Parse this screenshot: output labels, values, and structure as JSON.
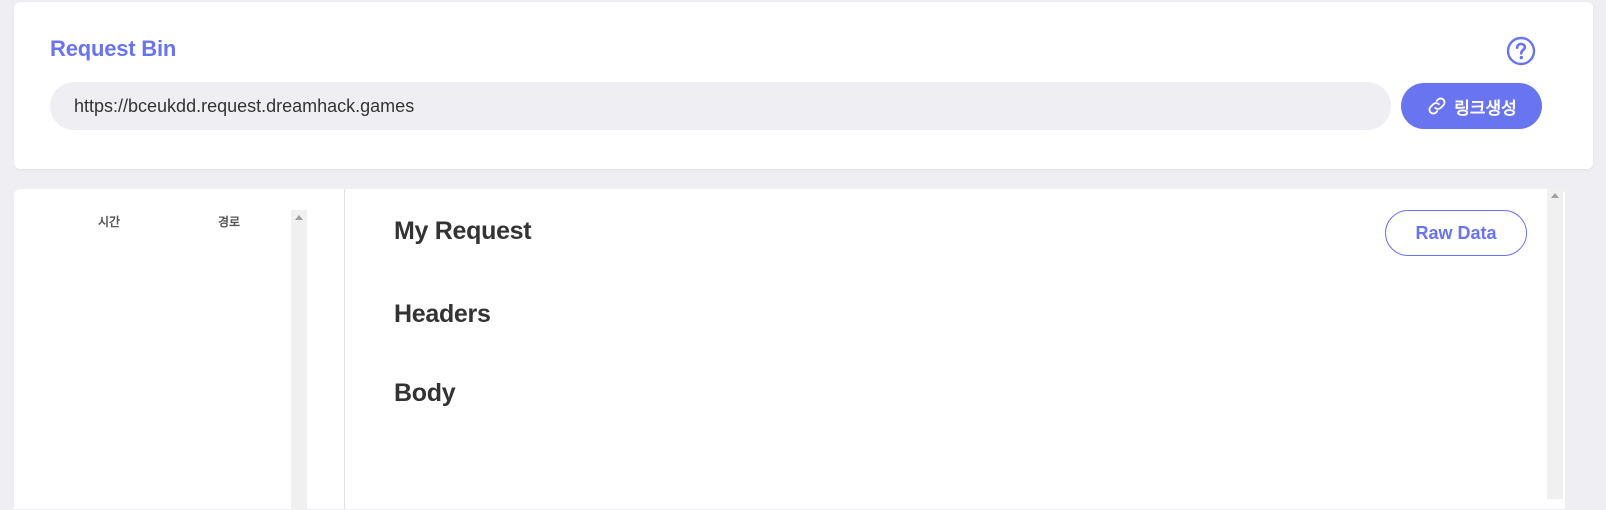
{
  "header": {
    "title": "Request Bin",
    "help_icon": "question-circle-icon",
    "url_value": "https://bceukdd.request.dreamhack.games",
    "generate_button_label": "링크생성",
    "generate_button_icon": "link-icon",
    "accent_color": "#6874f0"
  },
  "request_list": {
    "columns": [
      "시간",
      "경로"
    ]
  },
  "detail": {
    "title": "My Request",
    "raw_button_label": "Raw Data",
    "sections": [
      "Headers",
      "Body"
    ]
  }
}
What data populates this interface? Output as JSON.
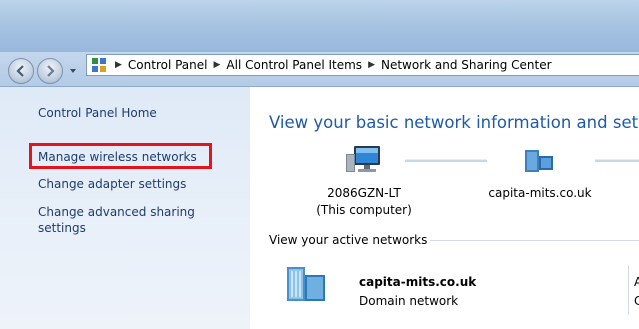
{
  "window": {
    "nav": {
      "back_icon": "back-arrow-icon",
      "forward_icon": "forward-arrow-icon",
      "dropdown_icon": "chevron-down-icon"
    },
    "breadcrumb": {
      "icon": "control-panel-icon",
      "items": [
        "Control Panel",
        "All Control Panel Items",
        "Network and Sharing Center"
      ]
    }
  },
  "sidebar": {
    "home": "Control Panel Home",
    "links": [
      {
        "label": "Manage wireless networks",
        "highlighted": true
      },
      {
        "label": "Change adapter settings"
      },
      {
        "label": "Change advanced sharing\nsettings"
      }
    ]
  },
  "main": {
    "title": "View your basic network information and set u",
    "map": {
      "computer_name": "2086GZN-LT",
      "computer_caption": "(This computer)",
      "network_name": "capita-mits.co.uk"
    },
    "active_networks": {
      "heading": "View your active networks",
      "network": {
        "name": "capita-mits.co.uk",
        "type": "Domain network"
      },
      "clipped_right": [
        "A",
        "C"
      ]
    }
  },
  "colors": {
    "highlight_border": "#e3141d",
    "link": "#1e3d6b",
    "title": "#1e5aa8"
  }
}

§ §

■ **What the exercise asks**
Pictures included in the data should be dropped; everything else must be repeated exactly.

■ **Response to the task**
Parse this screenshot: output labels, values, and structure as JSON.
{
  "header": {
    "title": "Request Bin",
    "help_icon": "question-circle-icon",
    "url_value": "https://bceukdd.request.dreamhack.games",
    "generate_button_label": "링크생성",
    "generate_button_icon": "link-icon",
    "accent_color": "#6874f0"
  },
  "request_list": {
    "columns": [
      "시간",
      "경로"
    ]
  },
  "detail": {
    "title": "My Request",
    "raw_button_label": "Raw Data",
    "sections": [
      "Headers",
      "Body"
    ]
  }
}
What data populates this interface? Output as JSON.
{
  "window": {
    "nav": {
      "back_icon": "back-arrow-icon",
      "forward_icon": "forward-arrow-icon",
      "dropdown_icon": "chevron-down-icon"
    },
    "breadcrumb": {
      "icon": "control-panel-icon",
      "items": [
        "Control Panel",
        "All Control Panel Items",
        "Network and Sharing Center"
      ]
    }
  },
  "sidebar": {
    "home": "Control Panel Home",
    "links": [
      {
        "label": "Manage wireless networks",
        "highlighted": true
      },
      {
        "label": "Change adapter settings"
      },
      {
        "label": "Change advanced sharing\nsettings"
      }
    ]
  },
  "main": {
    "title": "View your basic network information and set u",
    "map": {
      "computer_name": "2086GZN-LT",
      "computer_caption": "(This computer)",
      "network_name": "capita-mits.co.uk"
    },
    "active_networks": {
      "heading": "View your active networks",
      "network": {
        "name": "capita-mits.co.uk",
        "type": "Domain network"
      },
      "clipped_right": [
        "A",
        "C"
      ]
    }
  },
  "colors": {
    "highlight_border": "#e3141d",
    "link": "#1e3d6b",
    "title": "#1e5aa8"
  }
}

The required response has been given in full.